Newly appointed Chancellor Jeremy Hunt today announced plans to raise a further estimated £32bn in tax revenue relative to the mini-budget projections in order to stabilise concerns in the bond market over the government’s fiscal sustainability ahead of the October 31st budget statement.
Understanding that the Bank of England was now absent from backstopping stresses in the UK bond market, and that the Prime Minister couldn’t sustain another week of pressure from financial markets, Hunt took the proactive steps to trim the government’s proposed spending measures further today following Friday’s reversal in corporation tax cuts. The latest measures include: shortening the UK’s universal energy support measure (Energy Price Guarantee) to April 2023, indefinitely scrapping plans to lower the basic rate of income tax to 19%, reversing the 1.25% cut in dividends tax and the planned freeze on alcohol duty taxes, and re-instating VAT on shopping for non-UK visitors.
While the measures saw bond traders trim near-term expectations of the Bank of England’s hiking cycle and risk premia across the whole of the gilt curve, the reaction in the rates market has arguably reached its limits.

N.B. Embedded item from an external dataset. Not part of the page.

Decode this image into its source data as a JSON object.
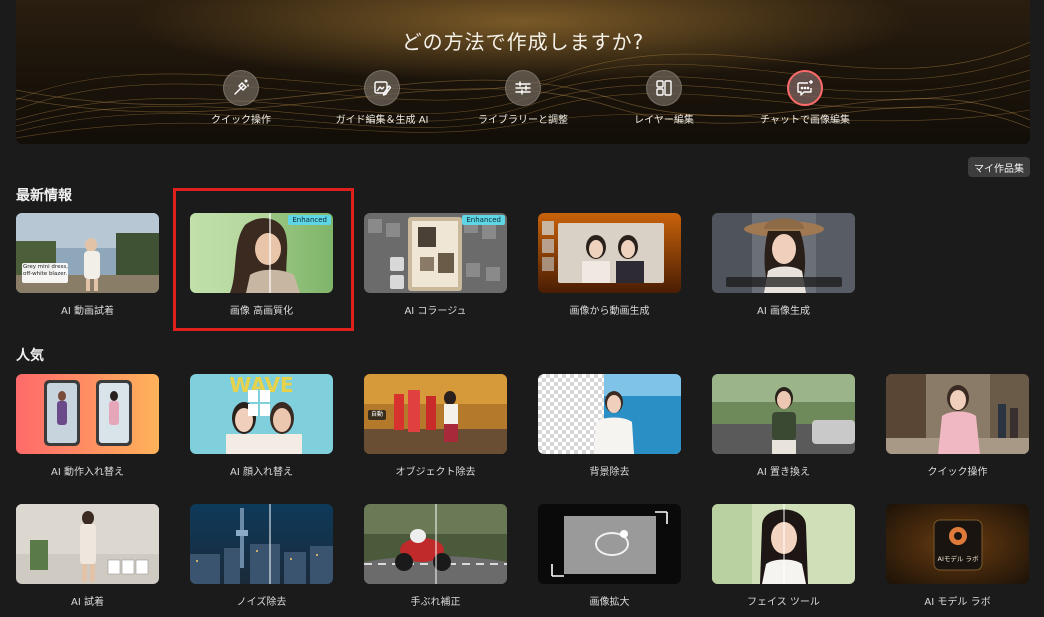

This is because the nasty growth-inflation outlook that the BoE faces has only changed its composition instead of fundamentally improving. Now, with the energy price guarantee expected to run until April 2023, the same time as the Ofgem energy price review for Q2, the BoE has returned to facing a more prolonged inflation shock that still requires a high terminal interest rate and an extended period of restrictive policy. However, the steps taken have afforded the BoE more time as foreign investors are arguably in less of a immediate need for higher risk premia and, should consumers adjust spending patterns accordingly under the less extensive energy price guarantees, there is less urgency to weigh on consumer demand to mitigate second-round effects. This has seen the BoE’s implied rate path fall for year-end fall from a peak of close to 5% after the budget was announced to below 4% today – suggesting just 175bps of hikes over the coming two meetings. Comparatively, the May 2023 implied rate remains north of 5%, highlighting the need for the Bank to continue hiking into the upcoming recession.
Year-end interest rate expectations tumble by nearly a percent from the post-budget peak but remain incredibly restrictive into 2023
Despite today’s measures, we still expect the BoE to hike by 100bps at their November 3rd meeting in order to mitigate any further inflation de-anchoring and to underpin investor confidence.
The main result of today’s measures is that we now see the financial market implications of any under-delivery as less substantial given the economic outlook will now be more forgiving to a less front-loaded hiking cycle. However, 75bps will be seen as the minimum for the Bank’s next hike, especially as inflation expectations as per the Bank’s latest Decision Makers Panel survey are at risk of becoming unanchored.
In terms of FX markets, while the latest measures have prompted a risk rally due to the impact lower Gilt yields are having across core markets, which is culminating in the pound sitting close to a percentage point higher this afternoon, we are hesitant to alter out bearish near-term forecast.
This is for two reasons. Firstly, the heightened level of political volatility continues to weigh on investor confidence measures, and it shows no signs of easing as of yet. Secondly, the pound’s fundamental outlook–which consists of higher interest rates, a protracted recession, and still high inflation rates–remains weak and will leave the pound exposed. Instead, the steps taken by the Chancellor today has merely extended the time frame in which we expect 1.05 to be reached from this month to Q4 as a whole.